Your set point isn’t something that can be predicted. Bodies change with age and life circumstances, hormones and stress. I had a weight in mind I was comfortable with when I began recovery, but my body decided on a different one. All of this is scary, but it’s okay.
Medical professionals told me that my rapid weight shifts would stop after about six to eight weeks. I was also told a pound range that was normal to expect per week. Well, I gained about twice that per week, and it didn’t stop after eight weeks. It took me nine months. Disinterested strangers watching me might have mistaken me for a pregnant woman (Ah, recovery bloating). And that’s okay too. Your body is going to do what it needs, no matter how frightening that might seem.
The theory of a “set point”? I thought it sounded like the stupidest thing I’d ever heard. And then I found mine. It took longer than I wanted, but it does happen.
Every body is different. Just give yours time.
Truth: Relapsing means you hit a setback. It’s how you deal with setbacks that matters.
A huge step in recovery is being able to step back after a moment of relapse and say, “Yes, I made a mistake,” or “I wish that had gone differently.” And then you continue on, planning to do better next time.

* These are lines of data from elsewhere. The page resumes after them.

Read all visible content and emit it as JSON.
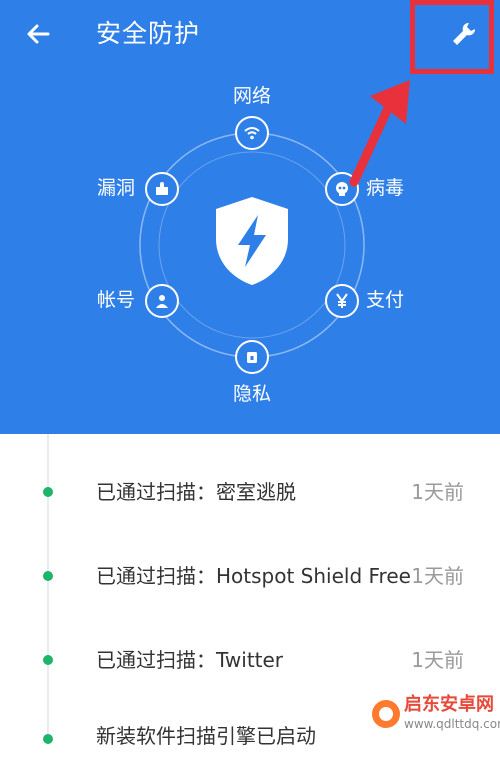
{
  "header": {
    "title": "安全防护",
    "back_icon": "back-arrow-icon",
    "settings_icon": "wrench-icon"
  },
  "hero": {
    "nodes": [
      {
        "label": "网络",
        "icon": "wifi-icon"
      },
      {
        "label": "病毒",
        "icon": "skull-icon"
      },
      {
        "label": "支付",
        "icon": "yen-icon"
      },
      {
        "label": "隐私",
        "icon": "lock-icon"
      },
      {
        "label": "帐号",
        "icon": "person-icon"
      },
      {
        "label": "漏洞",
        "icon": "puzzle-icon"
      }
    ],
    "center_icon": "shield-lightning-icon"
  },
  "scan_list": [
    {
      "text": "已通过扫描：密室逃脱",
      "time": "1天前"
    },
    {
      "text": "已通过扫描：Hotspot Shield Free",
      "time": "1天前"
    },
    {
      "text": "已通过扫描：Twitter",
      "time": "1天前"
    },
    {
      "text": "新装软件扫描引擎已启动",
      "time": ""
    }
  ],
  "watermark": {
    "name": "启东安卓网",
    "url": "www.qdlttdq.com"
  },
  "colors": {
    "hero_bg": "#2f7fe8",
    "dot_green": "#1fb46b",
    "annotation_red": "#e8313a"
  }
}
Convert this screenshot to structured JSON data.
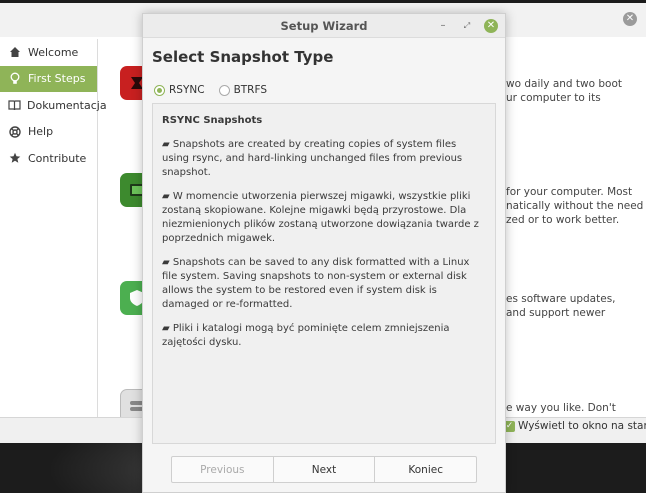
{
  "background_window": {
    "sidebar": {
      "items": [
        {
          "label": "Welcome",
          "icon": "home-icon",
          "active": false
        },
        {
          "label": "First Steps",
          "icon": "lightbulb-icon",
          "active": true
        },
        {
          "label": "Dokumentacja",
          "icon": "book-icon",
          "active": false
        },
        {
          "label": "Help",
          "icon": "lifebuoy-icon",
          "active": false
        },
        {
          "label": "Contribute",
          "icon": "star-icon",
          "active": false
        }
      ]
    },
    "content_fragments": {
      "f1_line1": "wo daily and two boot",
      "f1_line2": "ur computer to its",
      "f2_line1": "for your computer. Most",
      "f2_line2": "natically without the need",
      "f2_line3": "zed or to work better.",
      "f3_line1": "es software updates,",
      "f3_line2": "and support newer",
      "f4_line1": "e way you like. Don't"
    },
    "startup_checkbox_label": "Wyświetl to okno na starcie"
  },
  "dialog": {
    "title": "Setup Wizard",
    "heading": "Select Snapshot Type",
    "radio_options": [
      {
        "label": "RSYNC",
        "selected": true
      },
      {
        "label": "BTRFS",
        "selected": false
      }
    ],
    "description": {
      "title": "RSYNC Snapshots",
      "paragraphs": [
        "▰ Snapshots are created by creating copies of system files using rsync, and hard-linking unchanged files from previous snapshot.",
        "▰ W momencie utworzenia pierwszej migawki, wszystkie pliki zostaną skopiowane. Kolejne migawki będą przyrostowe. Dla niezmienionych plików zostaną utworzone dowiązania twarde z poprzednich migawek.",
        "▰ Snapshots can be saved to any disk formatted with a Linux file system. Saving snapshots to non-system or external disk allows the system to be restored even if system disk is damaged or re-formatted.",
        "▰ Pliki i katalogi mogą być pominięte celem zmniejszenia zajętości dysku."
      ]
    },
    "buttons": {
      "previous": "Previous",
      "next": "Next",
      "finish": "Koniec"
    }
  },
  "colors": {
    "accent": "#8fb458"
  }
}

Relapses are not the end of the world. Of course, we try to avoid them at all costs, but sometimes learning what sparks a relapse can be important. What issues cause you to retreat back into destructive behaviors? What problems are still unresolved in your life? What is it about this situation that makes you want to wrench back control in this way?

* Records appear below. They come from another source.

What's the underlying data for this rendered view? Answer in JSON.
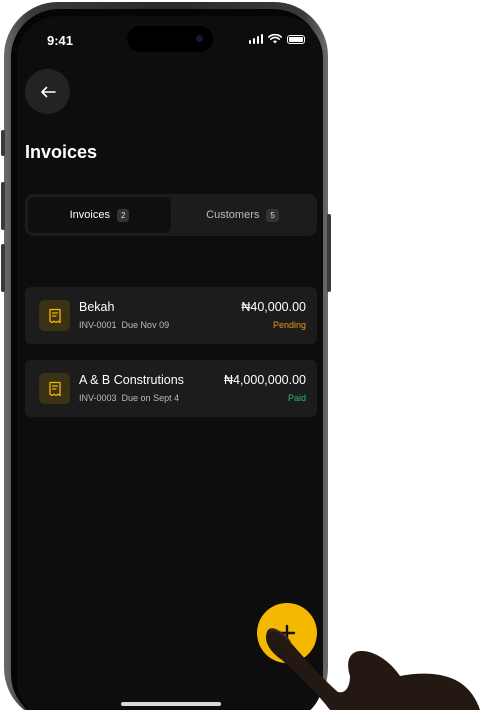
{
  "status_bar": {
    "time": "9:41",
    "icons": [
      "cellular-signal-icon",
      "wifi-icon",
      "battery-icon"
    ]
  },
  "header": {
    "back_icon": "arrow-left-icon",
    "title": "Invoices"
  },
  "tabs": [
    {
      "label": "Invoices",
      "count": "2",
      "active": true
    },
    {
      "label": "Customers",
      "count": "5",
      "active": false
    }
  ],
  "invoices": [
    {
      "name": "Bekah",
      "number": "INV-0001",
      "due": "Due Nov 09",
      "amount": "₦40,000.00",
      "status": "Pending",
      "status_color": "#e89a1c",
      "icon": "receipt-icon"
    },
    {
      "name": "A & B Construtions",
      "number": "INV-0003",
      "due": "Due on Sept 4",
      "amount": "₦4,000,000.00",
      "status": "Paid",
      "status_color": "#2bb673",
      "icon": "receipt-icon"
    }
  ],
  "fab": {
    "icon": "plus-icon"
  },
  "colors": {
    "accent": "#f5b800",
    "background": "#0d0d0d",
    "card": "#1c1c1c"
  }
}
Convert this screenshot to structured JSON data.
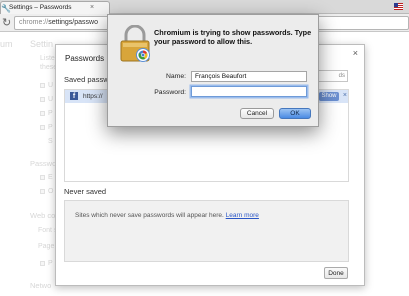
{
  "browser": {
    "tab_title": "Settings – Passwords",
    "tab_close": "×",
    "url_scheme": "chrome://",
    "url_path": "settings/passwo"
  },
  "settings_bg": {
    "logo_fragment": "um",
    "heading": "Settin",
    "lines": [
      "Listen",
      "these"
    ],
    "check_labels": [
      "U",
      "U",
      "P",
      "P",
      "S"
    ],
    "sec_passwords": "Passwo",
    "pw_checks": [
      "E",
      "O"
    ],
    "sec_web": "Web co",
    "web_lines": [
      "Font s",
      "Page z"
    ],
    "web_check": "P",
    "sec_network": "Netwo"
  },
  "passwords_card": {
    "title": "Passwords",
    "close_label": "×",
    "saved_label": "Saved passw",
    "search_fragment": "ds",
    "row_url": "https://",
    "row_icon_letter": "f",
    "show_label": "Show",
    "remove_label": "×",
    "never_saved_label": "Never saved",
    "never_note": "Sites which never save passwords will appear here.",
    "learn_more": "Learn more",
    "done_label": "Done"
  },
  "auth_dialog": {
    "message": "Chromium is trying to show passwords. Type your password to allow this.",
    "name_label": "Name:",
    "name_value": "François Beaufort",
    "password_label": "Password:",
    "password_value": "",
    "cancel_label": "Cancel",
    "ok_label": "OK"
  }
}
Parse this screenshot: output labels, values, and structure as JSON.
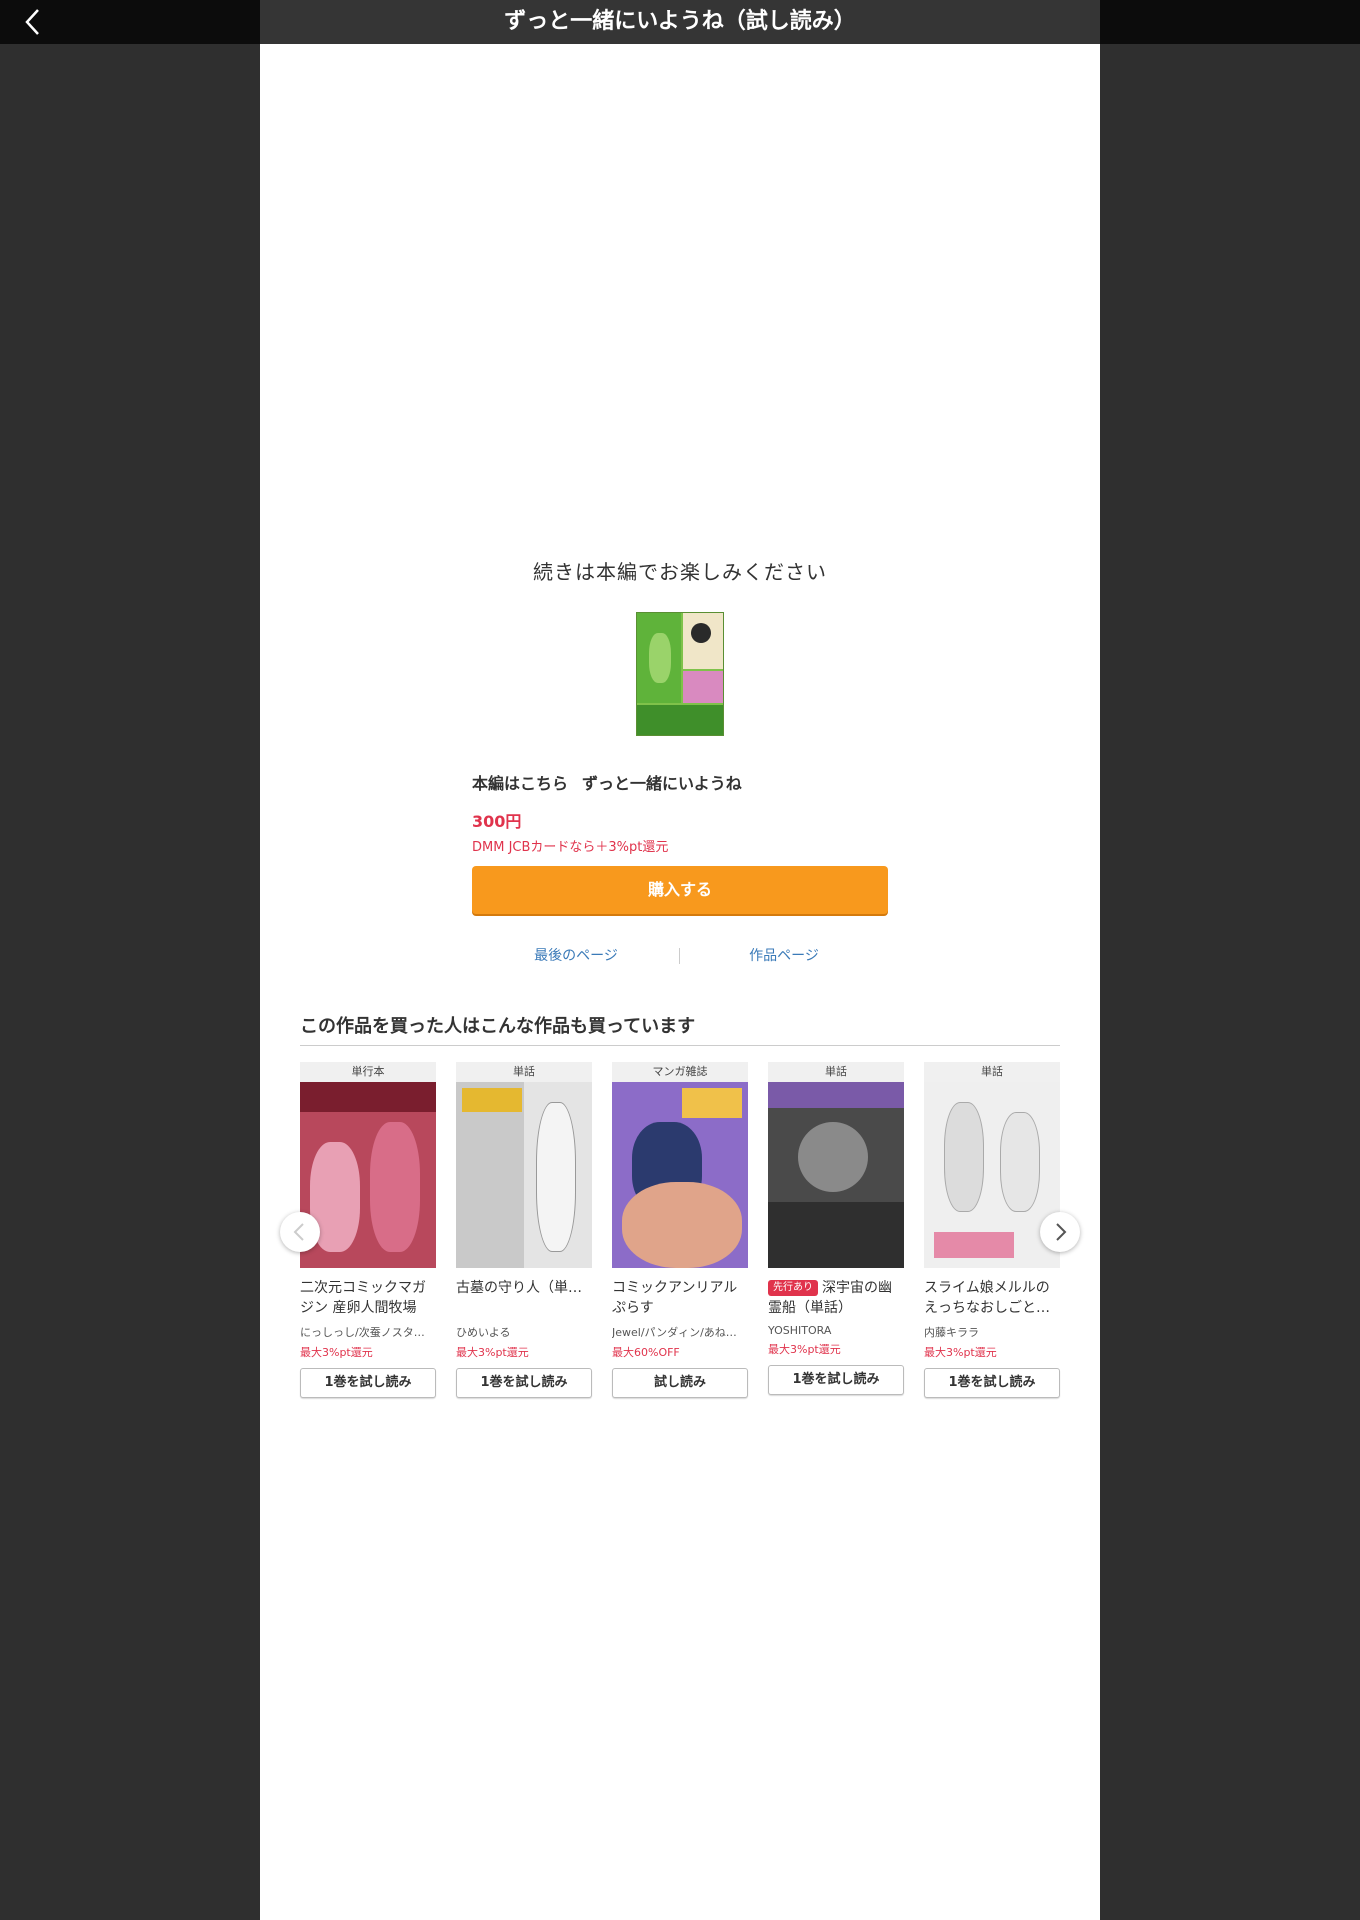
{
  "header": {
    "title": "ずっと一緒にいようね（試し読み）"
  },
  "viewer": {
    "continue_message": "続きは本編でお楽しみください"
  },
  "purchase": {
    "prefix": "本編はこちら",
    "work_title": "ずっと一緒にいようね",
    "price": "300円",
    "promo": "DMM JCBカードなら＋3%pt還元",
    "buy_label": "購入する",
    "last_page_label": "最後のページ",
    "work_page_label": "作品ページ"
  },
  "recommend": {
    "heading": "この作品を買った人はこんな作品も買っています",
    "items": [
      {
        "type": "単行本",
        "title": "二次元コミックマガジン 産卵人間牧場",
        "tag": "",
        "author": "にっしっし/次蚕ノスタ…",
        "pt": "最大3%pt還元",
        "button": "1巻を試し読み",
        "color": "#b8485c"
      },
      {
        "type": "単話",
        "title": "古墓の守り人（単…",
        "tag": "",
        "author": "ひめいよる",
        "pt": "最大3%pt還元",
        "button": "1巻を試し読み",
        "color": "#c9c9c9"
      },
      {
        "type": "マンガ雑誌",
        "title": "コミックアンリアル ぷらす",
        "tag": "",
        "author": "Jewel/パンダィン/あね…",
        "pt": "最大60%OFF",
        "button": "試し読み",
        "color": "#d88a6a"
      },
      {
        "type": "単話",
        "title": "深宇宙の幽霊船（単話）",
        "tag": "先行あり",
        "author": "YOSHITORA",
        "pt": "最大3%pt還元",
        "button": "1巻を試し読み",
        "color": "#4a4a4a"
      },
      {
        "type": "単話",
        "title": "スライム娘メルルのえっちなおしごと…",
        "tag": "",
        "author": "内藤キララ",
        "pt": "最大3%pt還元",
        "button": "1巻を試し読み",
        "color": "#dcdcdc"
      }
    ]
  },
  "icons": {
    "back": "chevron-left-icon",
    "prev": "chevron-left-icon",
    "next": "chevron-right-icon"
  },
  "colors": {
    "accent": "#f8991d",
    "price": "#e0334c",
    "link": "#3a7ab8"
  }
}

Just because you have problems doesn’t mean that you can’t overcome them. You are strong and powerful and you can do it. You’ve proven that by deciding that you want recovery in the first place.
Need more reassurance? Watch this great video from Arielle Lee Bair on relapse in recovery. This inspiring poem by Portia Nelson captures the spirit of relapse and recovery—a comforting thing to keep in mind during hard times.
Beating yourself up over your mistakes is part of your disorder, not a viable way of ending it.
4) If you are underweight, you’ll feel way better as soon as you start gaining the weight back.
Truth: Weight restoration is hard.
Not necessarily because it’s hard to gain weight. It’s hard because it means looking your biggest irrational fear in the face and saying, “Come at me, bro.”
It’s hard. And it doesn’t always feel great, especially right away. In fact, weight gain can feel horrible (and terrifying) at first. Bloating, constipation, irritable bowel syndrome, gas, night sweats, impossible clothes shopping… It’s not fun.
But it gets better.
It’s a gradual better. You might not even notice it while it’s happening because you’re caught up in all the problems. But when you take a step back and realize, “Hey, I’m not cold all the time anymore,” or “I just ate breakfast and I didn’t think about the calories,” that’s when you see it. And it makes the rest a lot easier to take.
Truth: If you’ll pardon my French, bullshit.
Recovery is hard work. I’ve been working at it for a year, and I’m still not totally there. But every day, I get closer.
I fall in love with my former off-limits foods. (Looking at you, French fries. Delicious.)
I continue to re-evaluate my relationship with exercise.
I think critically about weight-loss tabloid articles and the latest fad diets.
I surround myself with body positivity, whether through online communities and articles or re-directing conversations with friends and family that turn to body-snarking.
I might not love my body 100% of the time, every time. But I respect it for what it does, and it’s forgiving me for what I’ve put it through previously.
Looks like the beginning of a beautiful friendship.
Image by 3dpete via Flickr under a Creative Commons license.